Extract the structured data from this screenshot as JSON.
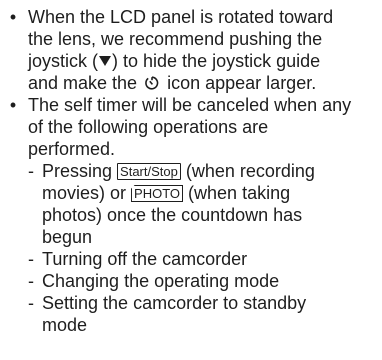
{
  "bullet1": {
    "line1": "When the LCD panel is rotated toward",
    "line2": "the lens, we recommend pushing the",
    "line3_pre": "joystick (",
    "line3_post": ") to hide the joystick guide",
    "line4_pre": "and make the",
    "line4_post": "icon appear larger."
  },
  "bullet2": {
    "line1": "The self timer will be canceled when any",
    "line2": "of the following operations are",
    "line3": "performed.",
    "items": [
      {
        "pre": "Pressing",
        "key1": "Start/Stop",
        "mid": "(when recording",
        "line2_pre": "movies) or",
        "key2": "PHOTO",
        "line2_post": "(when taking",
        "line3": "photos) once the countdown has",
        "line4": "begun"
      },
      {
        "text": "Turning off the camcorder"
      },
      {
        "text": "Changing the operating mode"
      },
      {
        "line1": "Setting the camcorder to standby",
        "line2": "mode"
      }
    ]
  },
  "symbols": {
    "bullet": "•",
    "dash": "-",
    "joystick_down": "down-triangle-icon",
    "self_timer": "self-timer-icon"
  }
}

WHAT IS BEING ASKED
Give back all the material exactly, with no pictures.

COMPLETED TASK
Extract the structured data from this screenshot as JSON.
{
  "bullet1": {
    "line1": "When the LCD panel is rotated toward",
    "line2": "the lens, we recommend pushing the",
    "line3_pre": "joystick (",
    "line3_post": ") to hide the joystick guide",
    "line4_pre": "and make the",
    "line4_post": "icon appear larger."
  },
  "bullet2": {
    "line1": "The self timer will be canceled when any",
    "line2": "of the following operations are",
    "line3": "performed.",
    "items": [
      {
        "pre": "Pressing",
        "key1": "Start/Stop",
        "mid": "(when recording",
        "line2_pre": "movies) or",
        "key2": "PHOTO",
        "line2_post": "(when taking",
        "line3": "photos) once the countdown has",
        "line4": "begun"
      },
      {
        "text": "Turning off the camcorder"
      },
      {
        "text": "Changing the operating mode"
      },
      {
        "line1": "Setting the camcorder to standby",
        "line2": "mode"
      }
    ]
  },
  "symbols": {
    "bullet": "•",
    "dash": "-",
    "joystick_down": "down-triangle-icon",
    "self_timer": "self-timer-icon"
  }
}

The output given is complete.